 I had a really terrifying experience at the store today.  I was selling a four line family plan to a family, and we ran into a snag because the two teenage daughters got their hearts set on the same phone and we only had 1.  I called other stores, and no others were around, and my manager said it had been discontinued and we likely wouldn't get any more in, so one of them had to pick a different phone.  The one who had to get a different one got the one she had been looking at before the one we didn't have, but I guess she was upset and/or quietly crying, so the dad started stewing and got really mad and suddenly exploded.

Now the girl who didn't get the phone she wanted was sitting to my left at the next register, which was empty.  I wasn't really paying attention to her; she wasn't making any noise or complaining or causing any trouble.  The girl who got what she wanted was sitting in front of me with her mother, and didn't look especially happy either, to be honest, because she had been asked to change her mind and wouldn't - she had wanted that phone from the start while the other girl had waffled.  The dad was standing a ways off to my right when he exploded, and he came over to us, drew his arm back, reached past the mother to whack the girl on the arm, grabbed her old phone away from her, threw it on the floor (away from us and anyone else in the store, thank goodness) so hard it flew up and hit the ceiling, and started screaming and cursing.  

A couple of people have asked if I called the police.  I didn't.  I was scared, and if I'm really honest, I didn't want to lose the sale.  We were almost done and they had already paid for their phones so I just finished putting them together and dealt with the mother until they left. I thought about pulling the panic alarm when it was first happening, but when he subsided, I just wanted it to be over. 

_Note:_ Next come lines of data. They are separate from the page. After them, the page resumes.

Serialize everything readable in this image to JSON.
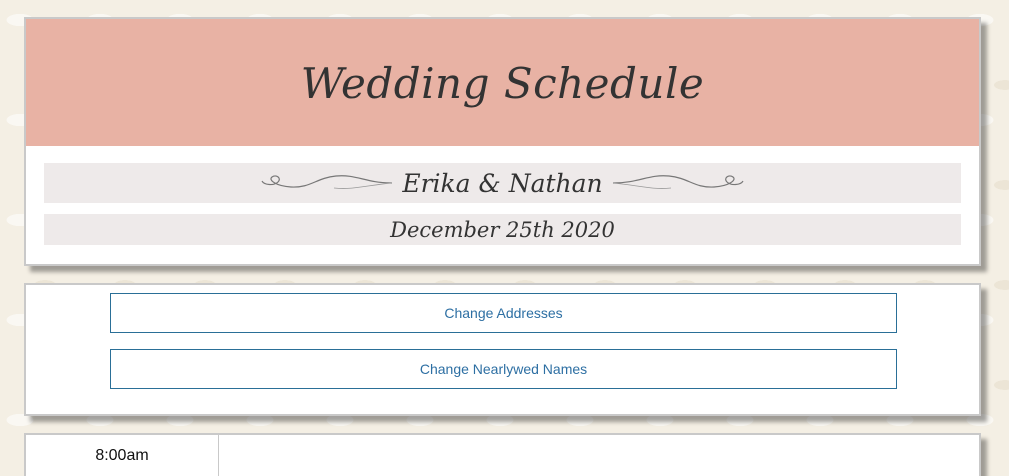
{
  "header": {
    "title": "Wedding Schedule",
    "names": "Erika & Nathan",
    "date": "December 25th 2020"
  },
  "actions": {
    "change_addresses": "Change Addresses",
    "change_names": "Change Nearlywed Names"
  },
  "schedule": {
    "rows": [
      {
        "time": "8:00am",
        "event": ""
      }
    ]
  },
  "colors": {
    "title_band": "#e8b2a4",
    "accent_link": "#2d6fa3",
    "bar_bg": "#eeeaea"
  }
}
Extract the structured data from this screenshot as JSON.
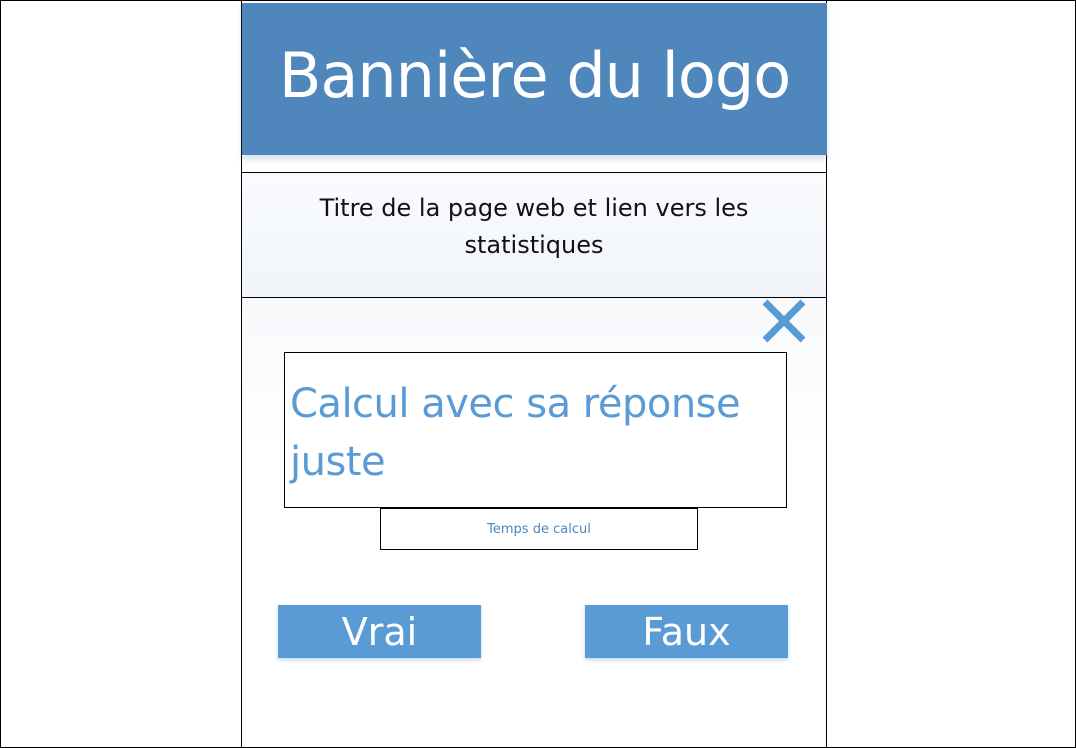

Now I'm thinking about calling child protective services.  There were two young teenage girls and a younger boy, and a woman there, and he's advanced enough in that kind of behavior that he will do it in public in front of someone who knows his name, address, social security number, employer and phone number. It's not going to stop.

How evil is it of me that I really don't want to get involved? He was doing it to me too, I think, intimidating me.